**What you need to do**
Write out the entries again. Match each one exactly.

++++

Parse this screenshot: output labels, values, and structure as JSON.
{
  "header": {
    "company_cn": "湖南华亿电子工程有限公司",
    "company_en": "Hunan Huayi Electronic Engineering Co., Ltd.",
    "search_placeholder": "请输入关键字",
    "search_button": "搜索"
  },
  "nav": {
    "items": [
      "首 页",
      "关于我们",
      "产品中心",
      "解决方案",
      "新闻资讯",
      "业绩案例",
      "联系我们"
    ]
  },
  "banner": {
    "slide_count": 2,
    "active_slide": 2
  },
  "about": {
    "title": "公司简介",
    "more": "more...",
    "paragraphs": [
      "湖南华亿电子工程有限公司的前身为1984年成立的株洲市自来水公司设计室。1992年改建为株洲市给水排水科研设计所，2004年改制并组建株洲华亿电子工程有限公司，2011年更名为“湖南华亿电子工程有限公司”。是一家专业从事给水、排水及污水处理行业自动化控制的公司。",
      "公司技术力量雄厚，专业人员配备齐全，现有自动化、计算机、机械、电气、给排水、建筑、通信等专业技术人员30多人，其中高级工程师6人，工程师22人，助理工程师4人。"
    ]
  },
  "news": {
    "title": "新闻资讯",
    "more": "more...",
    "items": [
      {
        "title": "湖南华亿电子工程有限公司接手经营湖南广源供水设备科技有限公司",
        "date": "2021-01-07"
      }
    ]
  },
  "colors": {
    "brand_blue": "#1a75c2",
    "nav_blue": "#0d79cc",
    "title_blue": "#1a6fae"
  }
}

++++

**Solution**
Parse this screenshot: output labels, values, and structure as JSON.
{
  "header": {
    "company_cn": "湖南华亿电子工程有限公司",
    "company_en": "Hunan Huayi Electronic Engineering Co., Ltd.",
    "search_placeholder": "请输入关键字",
    "search_button": "搜索"
  },
  "nav": {
    "items": [
      "首 页",
      "关于我们",
      "产品中心",
      "解决方案",
      "新闻资讯",
      "业绩案例",
      "联系我们"
    ]
  },
  "banner": {
    "slide_count": 2,
    "active_slide": 2
  },
  "about": {
    "title": "公司简介",
    "more": "more...",
    "paragraphs": [
      "湖南华亿电子工程有限公司的前身为1984年成立的株洲市自来水公司设计室。1992年改建为株洲市给水排水科研设计所，2004年改制并组建株洲华亿电子工程有限公司，2011年更名为“湖南华亿电子工程有限公司”。是一家专业从事给水、排水及污水处理行业自动化控制的公司。",
      "公司技术力量雄厚，专业人员配备齐全，现有自动化、计算机、机械、电气、给排水、建筑、通信等专业技术人员30多人，其中高级工程师6人，工程师22人，助理工程师4人。"
    ]
  },
  "news": {
    "title": "新闻资讯",
    "more": "more...",
    "items": [
      {
        "title": "湖南华亿电子工程有限公司接手经营湖南广源供水设备科技有限公司",
        "date": "2021-01-07"
      }
    ]
  },
  "colors": {
    "brand_blue": "#1a75c2",
    "nav_blue": "#0d79cc",
    "title_blue": "#1a6fae"
  }
}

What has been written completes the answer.